OPINION | 13th Amendment’s great failure

Doxey Kamara, Intersections Editor

 

The 13th amendment should have ended slavery. Instead, it only hid the practice behind bars.
(Maggie Pasterz)

Constitutional Amendments typically assure certain rights to Americans. The 26th Amendment, for example, mandates that all citizens over 18 years of age have the right to vote. The 15th Amendment prohibits discrimination on the basis of race or color. The 13th Amendment bans slavery and involuntary servitude and gives Congress the power to enforce that ban with legislation.

But the 13th Amendment has an exception.

The 13th Amendment allows slavery or involuntary servitude as a “punishment for crime whereof the party shall have been duly convicted.” Given that Black Americans are incarcerated almost five times as frequently as white Americans, it seems a closer look at this Amendment is in order.

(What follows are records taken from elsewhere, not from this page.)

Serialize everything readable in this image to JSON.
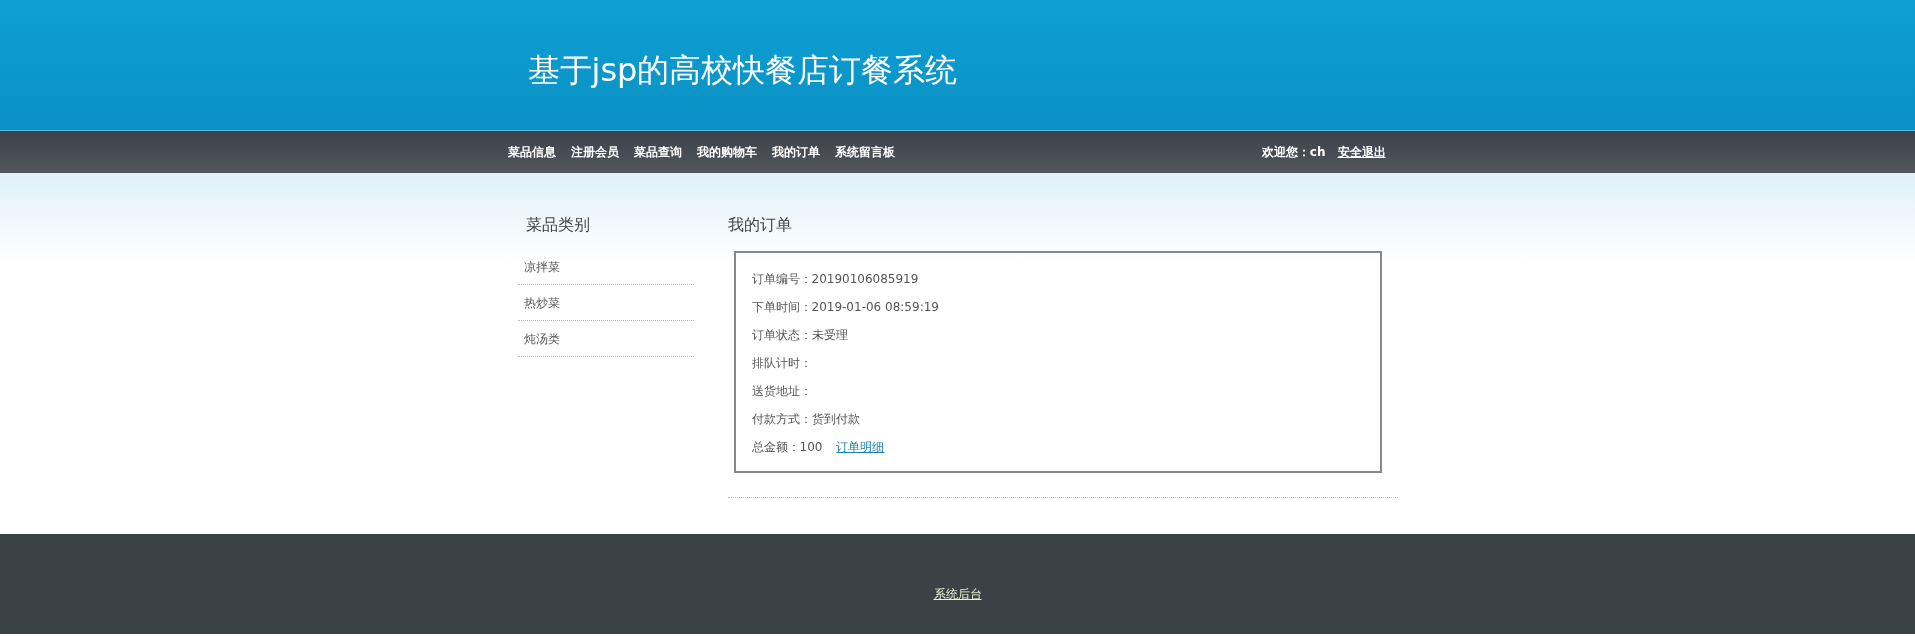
{
  "header": {
    "title": "基于jsp的高校快餐店订餐系统"
  },
  "nav": {
    "items": [
      "菜品信息",
      "注册会员",
      "菜品查询",
      "我的购物车",
      "我的订单",
      "系统留言板"
    ],
    "welcome": "欢迎您：ch",
    "logout": "安全退出"
  },
  "sidebar": {
    "title": "菜品类别",
    "items": [
      "凉拌菜",
      "热炒菜",
      "炖汤类"
    ]
  },
  "main": {
    "title": "我的订单",
    "order": {
      "fields": [
        {
          "label": "订单编号：",
          "value": "20190106085919"
        },
        {
          "label": "下单时间：",
          "value": "2019-01-06 08:59:19"
        },
        {
          "label": "订单状态：",
          "value": "未受理"
        },
        {
          "label": "排队计时："
        },
        {
          "label": "送货地址："
        },
        {
          "label": "付款方式：",
          "value": "货到付款"
        }
      ],
      "total": {
        "label": "总金额：",
        "value": "100"
      },
      "detail_link": "订单明细"
    }
  },
  "footer": {
    "link": "系统后台"
  }
}
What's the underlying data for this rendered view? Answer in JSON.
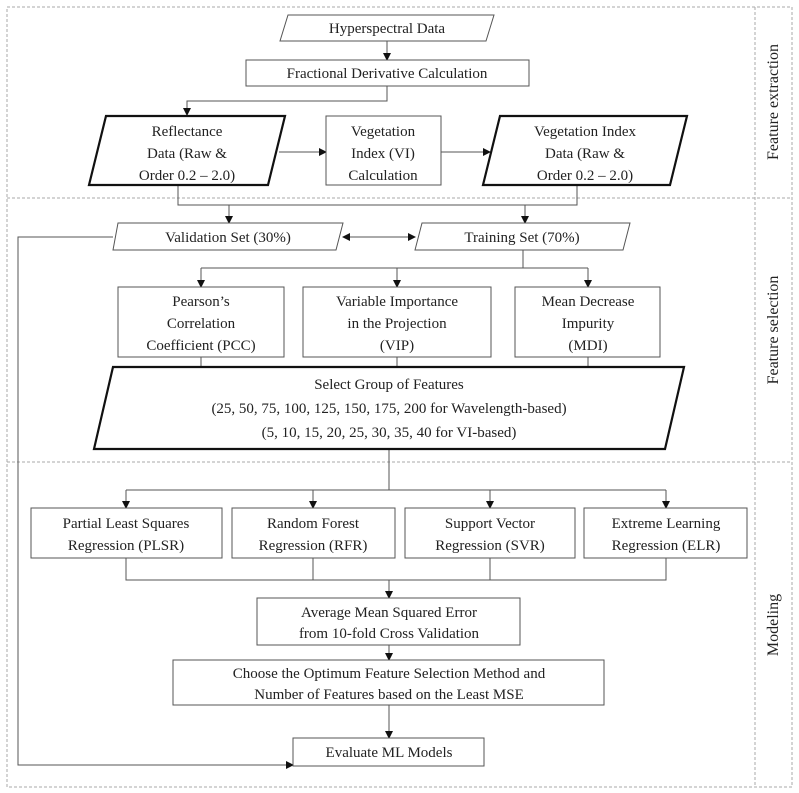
{
  "sections": [
    "Feature extraction",
    "Feature selection",
    "Modeling"
  ],
  "nodes": {
    "hyperspectral": [
      "Hyperspectral Data"
    ],
    "fractional": [
      "Fractional Derivative Calculation"
    ],
    "reflectance": [
      "Reflectance",
      "Data (Raw &",
      "Order 0.2 – 2.0)"
    ],
    "vi_calc": [
      "Vegetation",
      "Index (VI)",
      "Calculation"
    ],
    "vi_data": [
      "Vegetation Index",
      "Data (Raw &",
      "Order 0.2 – 2.0)"
    ],
    "validation": [
      "Validation Set (30%)"
    ],
    "training": [
      "Training Set (70%)"
    ],
    "pcc": [
      "Pearson’s",
      "Correlation",
      "Coefficient (PCC)"
    ],
    "vip": [
      "Variable Importance",
      "in the Projection",
      "(VIP)"
    ],
    "mdi": [
      "Mean Decrease",
      "Impurity",
      "(MDI)"
    ],
    "select": [
      "Select Group of Features",
      "(25, 50, 75, 100, 125, 150, 175, 200 for Wavelength-based)",
      "(5, 10, 15, 20, 25, 30, 35, 40 for VI-based)"
    ],
    "plsr": [
      "Partial Least Squares",
      "Regression (PLSR)"
    ],
    "rfr": [
      "Random Forest",
      "Regression (RFR)"
    ],
    "svr": [
      "Support Vector",
      "Regression (SVR)"
    ],
    "elr": [
      "Extreme Learning",
      "Regression (ELR)"
    ],
    "mse": [
      "Average Mean Squared Error",
      "from 10-fold Cross Validation"
    ],
    "choose": [
      "Choose the Optimum Feature Selection Method and",
      "Number of Features based on the Least MSE"
    ],
    "evaluate": [
      "Evaluate ML Models"
    ]
  }
}
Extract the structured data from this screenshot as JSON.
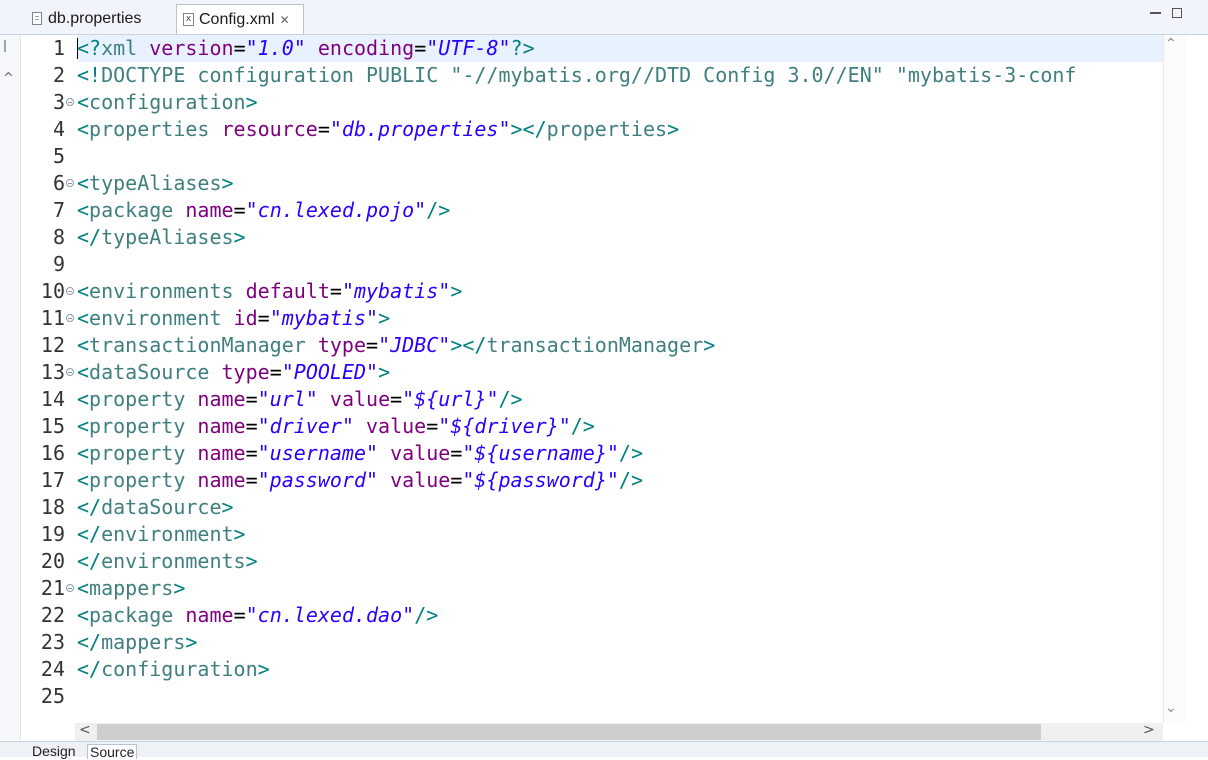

The 13th Amendment was ratified Dec. 6, 1865 shortly after the end of the American Civil War: a war fought over a Black person’s right to exist as a free person in the U.S. Because it was passed so soon after Americans died to preserve slavery as an institution, one could argue that this exception is just a product of the time. Perhaps its authors believed that only criminals would become enslaved people. 

But Black Americans are arrested far more frequently than white Americans, despite the fact that white Americans commit more crime overall than Black Americans. For example, consider the 1970s. In that time, a Black American was almost twice as likely to be arrested for a drug offense than a white American. 

Today, Black Americans comprise about 27% of all arrested individuals in the United States — despite only making up approximately 12% of its population. This does not reflect a just system but simply where police are concentrated. This disproportionate presence is a residual effect from previous policies such as the war on drugs, which specifically targeted “Anti-war Left and Black people.” 

In addition, Black people are more likely to be stopped by police. Because of that, Black people are also more likely to be arrested. And when these arrests are made, and people are imprisoned, the 13th Amendment is not there to protect them. What happens to these Americans?

In five states, including Texas — which has the largest state prison population in the nation — unpaid prison labor is still forced upon inmates. Texas state law requires its Department of Criminal Justice to use inmates, and their free labor, “as much as possible.” 

In other words, inmates provide free labor for a for-profit prison system. The U.S. has shifted from plantations to prisons, where the slaves are in the custody of the justice system as opposed to a landowner. Texas Correctional Industries generated more than $70 million dollars annually while taking advantage of this slave labor. 

Which is precisely why the 13th Amendment must be amended. Regardless of one’s status as an inmate or free person, they are still human. Forcing a human being into slavery is a cruel and unusual punishment, which is prohibited by the 8th Amendment.

The fact that modern-day slavery takes place behind closed doors and concrete walls does not excuse its existence. Until it is revised, the 13th amendment will exist as one of the greatest failures of the American justice system.